sonal effects of two captives from
the punishment block's window.
Minutes later officials rushed
to the block window and reported
Hyatt had offered assurances that
the guards whose effects were
4 thrown out had not been harmed.
The guards were identified as
John Akins and John W. Holmes.
This was the first tip-off on
the overthrow in command fol-
lowed by a tense telephone call to
Warden Julian N. Frisbie in which
Hyatt screamed a demand, that
Gov. Williams be brought to the
prison at once,
Crazy Jack once used Gov. Wil-
liams as a shield in an attempted
break at Marotte nrison.
points are unchanged from those
which were shown to me this
afternoon, except that the final
point has been made to read as
'No reprisals of any sort shal
be initiated or perpetrated by
the personnel of the Michigan
Department of Corrections.'
"If this in the judgment of
yourself, Commissioner Leonard,
Warden Frisbie and Assistant Dep-
uty Warden Fox, is in the public
interest and necessary to restore
order and save the lives of the
hostages, I approve your accep-

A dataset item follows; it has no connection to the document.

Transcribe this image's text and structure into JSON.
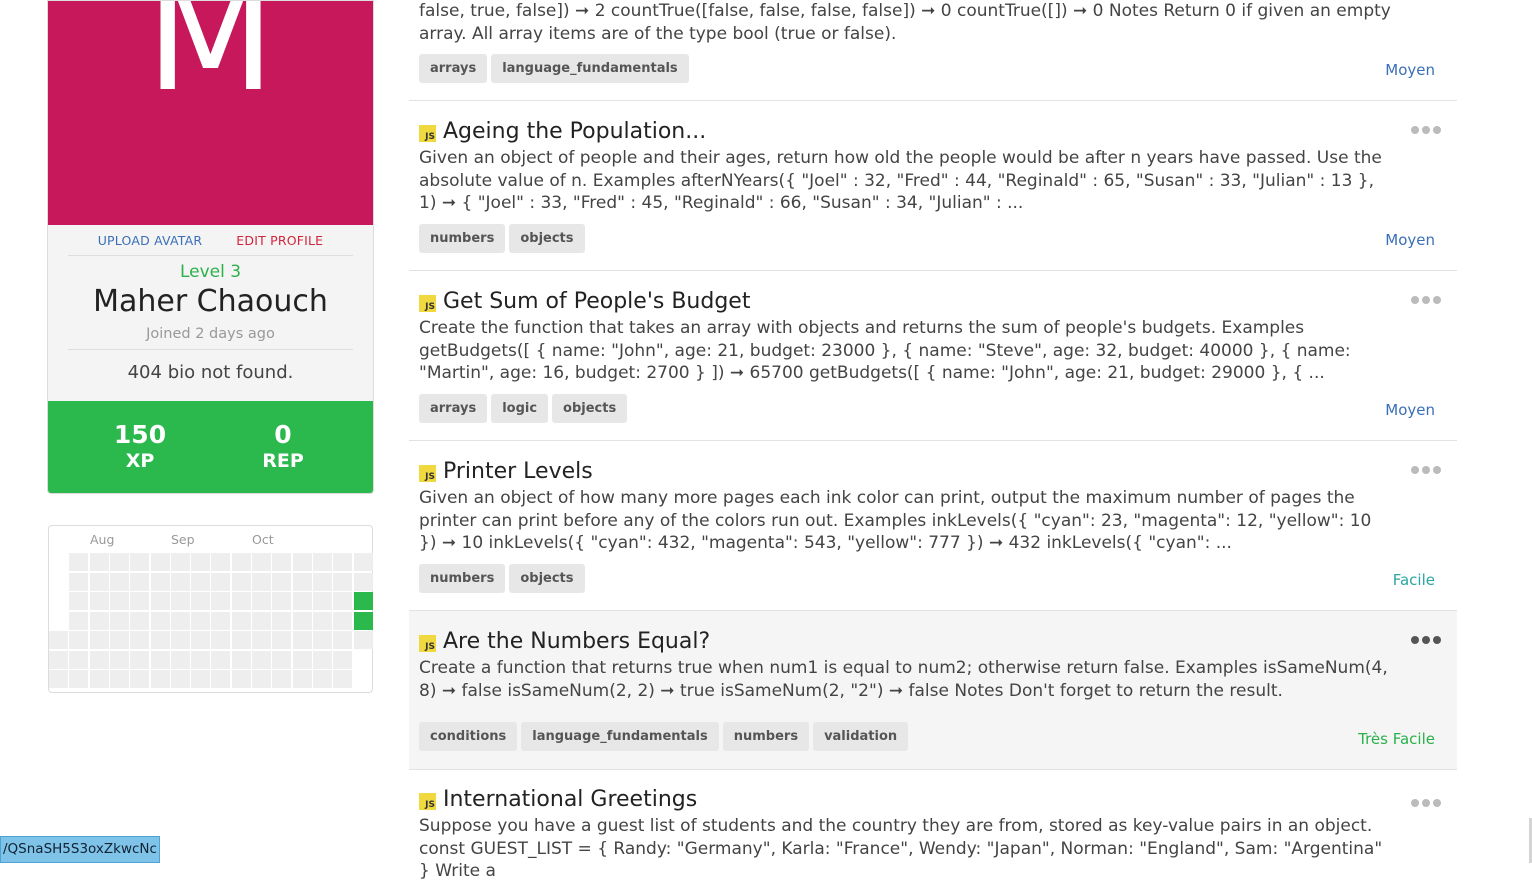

tance of these terms to effect th
release of the hostages and the end
* * *
CARNIVAL TO BEGIN TOMORROW:
Prize List Announced for Michigras

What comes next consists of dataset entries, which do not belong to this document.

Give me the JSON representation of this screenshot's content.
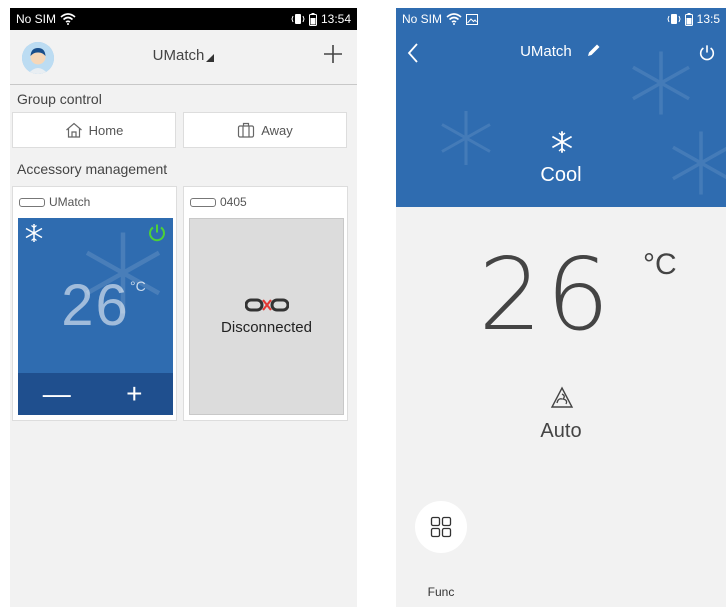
{
  "left": {
    "status": {
      "carrier": "No SIM",
      "time": "13:54"
    },
    "header": {
      "title": "UMatch"
    },
    "group_control": {
      "label": "Group control",
      "home_label": "Home",
      "away_label": "Away"
    },
    "accessory_management": {
      "label": "Accessory management",
      "devices": [
        {
          "name": "UMatch",
          "temperature": "26",
          "unit": "°C",
          "minus": "—",
          "plus": "+"
        },
        {
          "name": "0405",
          "status": "Disconnected"
        }
      ]
    }
  },
  "right": {
    "status": {
      "carrier": "No SIM",
      "time": "13:5"
    },
    "title": "UMatch",
    "mode": "Cool",
    "temperature": "26",
    "unit": "°C",
    "fan": "Auto",
    "func_label": "Func"
  },
  "colors": {
    "primary_blue": "#2f6cb0",
    "dark_blue": "#1f4f8e",
    "power_green": "#4cd137",
    "disconnect_red": "#e53935"
  }
}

By ERIC VETTER
A date to IFC with Miss DSR of
Detroit for May will top a huge
list of prizes at Michigras tomor-
row and Saturday.
Beginning at 7 p.m. tomorrow,
the mammoth carnival will run for
State until it passes in front of
the judges stand at the Union.
The date with the lovely blue-
eyed Detroit redhead will be the
first prize of the more than
$2,500 in prizes available. In
cluded in the date is a dinner
., n Y+ +.., m. -_-._-4
prizes. The numbers will appear in
the programs with one winning
number announced at 10:30 each
night. Winners may pick up their
blankets at the prize booth.
A special prize feature will be
a grab bag that includes free din-
local merchants are stuffed ani-
mals, stationery, cosmetics, rec-
ord albums, jewelry and articles
Women have been granted late
permission for both nights. Alice
Mencher '53; newspaper bublicity